■ WHAT IS REQUIRED ■
Beneath this task is a listing. State how many of its lines include the string "Game", giving nothing but the number.
·····
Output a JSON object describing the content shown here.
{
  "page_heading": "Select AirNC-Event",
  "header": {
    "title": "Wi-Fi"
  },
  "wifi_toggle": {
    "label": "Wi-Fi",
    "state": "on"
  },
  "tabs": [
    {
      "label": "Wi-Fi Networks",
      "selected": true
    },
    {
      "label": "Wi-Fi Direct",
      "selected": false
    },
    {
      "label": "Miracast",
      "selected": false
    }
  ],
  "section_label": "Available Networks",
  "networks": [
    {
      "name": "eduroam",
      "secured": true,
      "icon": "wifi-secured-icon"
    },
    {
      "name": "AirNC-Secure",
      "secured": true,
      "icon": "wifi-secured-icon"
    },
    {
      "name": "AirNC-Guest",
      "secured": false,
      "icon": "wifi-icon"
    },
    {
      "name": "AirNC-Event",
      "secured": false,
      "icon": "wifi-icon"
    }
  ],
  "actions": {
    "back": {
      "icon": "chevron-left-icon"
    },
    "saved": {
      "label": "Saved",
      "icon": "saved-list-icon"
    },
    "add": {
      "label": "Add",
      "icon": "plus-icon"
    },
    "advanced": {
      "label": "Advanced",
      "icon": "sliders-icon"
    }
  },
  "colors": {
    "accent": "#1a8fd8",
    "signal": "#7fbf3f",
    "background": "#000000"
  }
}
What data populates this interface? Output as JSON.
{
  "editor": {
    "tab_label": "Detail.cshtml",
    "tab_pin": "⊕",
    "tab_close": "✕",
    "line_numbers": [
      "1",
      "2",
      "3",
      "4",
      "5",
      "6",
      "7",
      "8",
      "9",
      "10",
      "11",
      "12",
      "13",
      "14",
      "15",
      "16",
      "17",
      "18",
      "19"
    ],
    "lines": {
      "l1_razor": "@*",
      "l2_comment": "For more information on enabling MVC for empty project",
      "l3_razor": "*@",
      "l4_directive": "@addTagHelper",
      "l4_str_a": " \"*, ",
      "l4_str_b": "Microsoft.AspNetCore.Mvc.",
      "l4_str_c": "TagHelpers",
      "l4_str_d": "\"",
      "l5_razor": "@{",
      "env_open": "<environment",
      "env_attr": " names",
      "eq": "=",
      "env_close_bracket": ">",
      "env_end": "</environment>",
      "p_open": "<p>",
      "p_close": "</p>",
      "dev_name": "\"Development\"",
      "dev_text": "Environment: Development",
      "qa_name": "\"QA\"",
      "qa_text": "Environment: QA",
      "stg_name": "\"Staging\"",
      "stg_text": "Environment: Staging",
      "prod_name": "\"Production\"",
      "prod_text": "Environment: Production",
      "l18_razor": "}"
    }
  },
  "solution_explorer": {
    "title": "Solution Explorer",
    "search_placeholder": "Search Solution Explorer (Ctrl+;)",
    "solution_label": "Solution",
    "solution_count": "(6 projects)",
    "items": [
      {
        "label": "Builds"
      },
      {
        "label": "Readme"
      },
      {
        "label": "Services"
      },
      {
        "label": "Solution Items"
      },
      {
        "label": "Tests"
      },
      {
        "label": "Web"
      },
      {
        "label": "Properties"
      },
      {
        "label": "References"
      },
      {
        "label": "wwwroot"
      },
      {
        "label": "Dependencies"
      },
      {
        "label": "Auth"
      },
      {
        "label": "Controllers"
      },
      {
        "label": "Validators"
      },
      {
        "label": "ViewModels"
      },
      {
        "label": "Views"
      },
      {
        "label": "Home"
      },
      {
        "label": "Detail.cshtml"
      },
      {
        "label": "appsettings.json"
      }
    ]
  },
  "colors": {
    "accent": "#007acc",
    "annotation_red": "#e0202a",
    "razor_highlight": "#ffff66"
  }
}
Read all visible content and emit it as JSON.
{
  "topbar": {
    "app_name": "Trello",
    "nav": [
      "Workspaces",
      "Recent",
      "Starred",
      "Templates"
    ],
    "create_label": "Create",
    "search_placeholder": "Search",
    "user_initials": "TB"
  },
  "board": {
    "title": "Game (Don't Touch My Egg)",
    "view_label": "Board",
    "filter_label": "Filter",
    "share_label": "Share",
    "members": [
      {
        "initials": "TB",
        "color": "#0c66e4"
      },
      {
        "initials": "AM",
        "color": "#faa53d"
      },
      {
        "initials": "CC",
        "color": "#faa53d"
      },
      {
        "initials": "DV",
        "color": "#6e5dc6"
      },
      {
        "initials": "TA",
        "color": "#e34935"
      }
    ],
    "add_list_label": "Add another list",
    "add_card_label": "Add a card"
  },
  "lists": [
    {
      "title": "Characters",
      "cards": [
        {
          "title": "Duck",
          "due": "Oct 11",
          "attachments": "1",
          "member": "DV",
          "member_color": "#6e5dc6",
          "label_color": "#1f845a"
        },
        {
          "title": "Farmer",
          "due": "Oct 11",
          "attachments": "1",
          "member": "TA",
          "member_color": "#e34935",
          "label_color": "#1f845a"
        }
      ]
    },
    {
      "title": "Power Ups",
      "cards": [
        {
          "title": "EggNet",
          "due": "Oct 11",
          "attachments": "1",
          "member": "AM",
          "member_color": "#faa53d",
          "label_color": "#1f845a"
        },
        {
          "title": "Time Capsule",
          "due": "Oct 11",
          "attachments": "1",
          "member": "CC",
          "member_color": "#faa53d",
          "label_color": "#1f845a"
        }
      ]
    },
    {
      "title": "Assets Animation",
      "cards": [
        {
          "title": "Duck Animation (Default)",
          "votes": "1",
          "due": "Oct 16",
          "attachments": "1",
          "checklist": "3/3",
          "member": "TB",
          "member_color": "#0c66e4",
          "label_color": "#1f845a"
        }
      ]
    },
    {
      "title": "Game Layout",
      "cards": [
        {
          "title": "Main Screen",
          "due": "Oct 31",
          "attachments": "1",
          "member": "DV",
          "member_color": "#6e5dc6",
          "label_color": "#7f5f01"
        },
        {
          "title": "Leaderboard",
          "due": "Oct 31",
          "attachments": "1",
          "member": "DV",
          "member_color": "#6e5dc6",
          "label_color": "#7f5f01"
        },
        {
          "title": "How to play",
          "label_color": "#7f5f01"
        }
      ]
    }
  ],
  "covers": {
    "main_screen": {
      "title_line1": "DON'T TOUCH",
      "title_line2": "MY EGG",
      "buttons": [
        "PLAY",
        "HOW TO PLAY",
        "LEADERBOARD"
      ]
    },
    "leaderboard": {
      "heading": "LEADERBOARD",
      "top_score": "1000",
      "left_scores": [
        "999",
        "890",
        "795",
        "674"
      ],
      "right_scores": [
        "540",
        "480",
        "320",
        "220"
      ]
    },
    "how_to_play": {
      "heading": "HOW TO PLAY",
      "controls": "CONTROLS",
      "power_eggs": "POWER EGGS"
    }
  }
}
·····
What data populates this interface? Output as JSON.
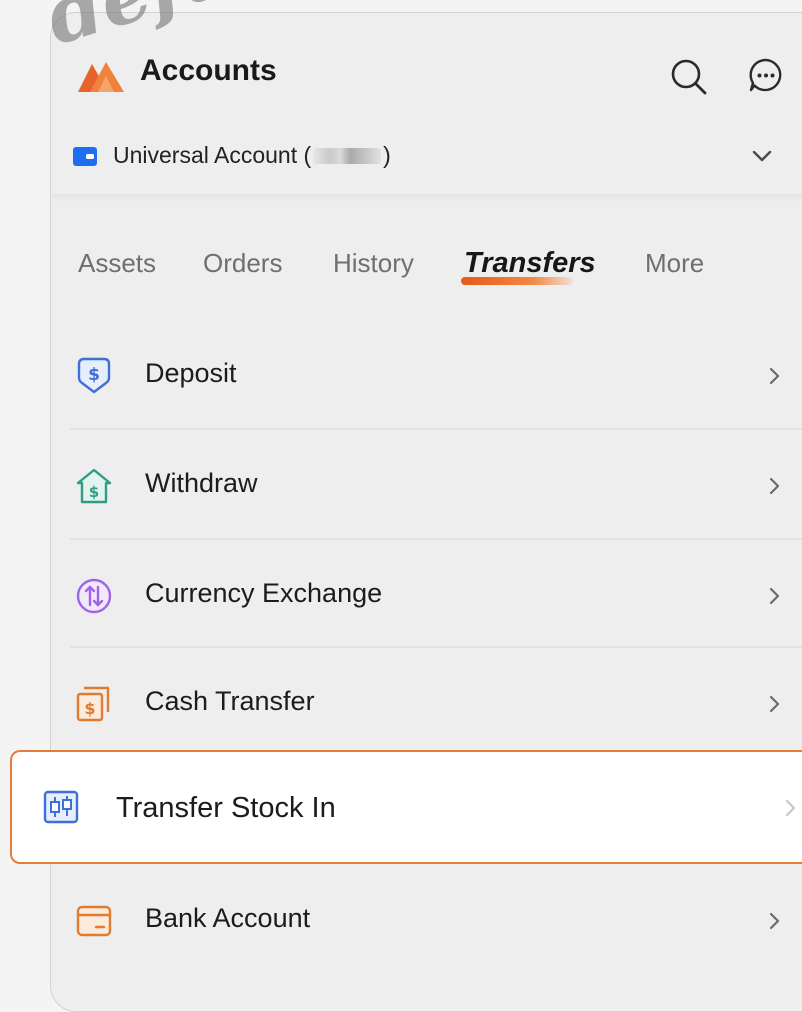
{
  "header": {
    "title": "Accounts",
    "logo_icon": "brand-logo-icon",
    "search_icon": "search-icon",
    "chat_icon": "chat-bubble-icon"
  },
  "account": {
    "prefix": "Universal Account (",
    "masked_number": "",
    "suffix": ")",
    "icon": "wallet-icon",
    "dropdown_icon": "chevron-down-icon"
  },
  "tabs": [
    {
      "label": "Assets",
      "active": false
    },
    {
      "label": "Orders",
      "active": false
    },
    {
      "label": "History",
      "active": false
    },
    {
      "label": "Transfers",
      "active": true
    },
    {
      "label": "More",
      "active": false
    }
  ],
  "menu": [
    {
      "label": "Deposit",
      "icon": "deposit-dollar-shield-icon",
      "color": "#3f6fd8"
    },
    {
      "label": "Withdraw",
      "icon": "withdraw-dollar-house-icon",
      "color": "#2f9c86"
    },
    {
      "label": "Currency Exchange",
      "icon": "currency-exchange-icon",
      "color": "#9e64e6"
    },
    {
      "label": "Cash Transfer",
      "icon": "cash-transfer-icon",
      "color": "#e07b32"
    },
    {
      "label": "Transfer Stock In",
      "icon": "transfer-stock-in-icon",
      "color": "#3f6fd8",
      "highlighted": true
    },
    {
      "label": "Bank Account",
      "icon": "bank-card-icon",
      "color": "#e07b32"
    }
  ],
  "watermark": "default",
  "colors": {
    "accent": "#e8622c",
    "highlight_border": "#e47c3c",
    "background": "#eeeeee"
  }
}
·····
■ RESULT ■
2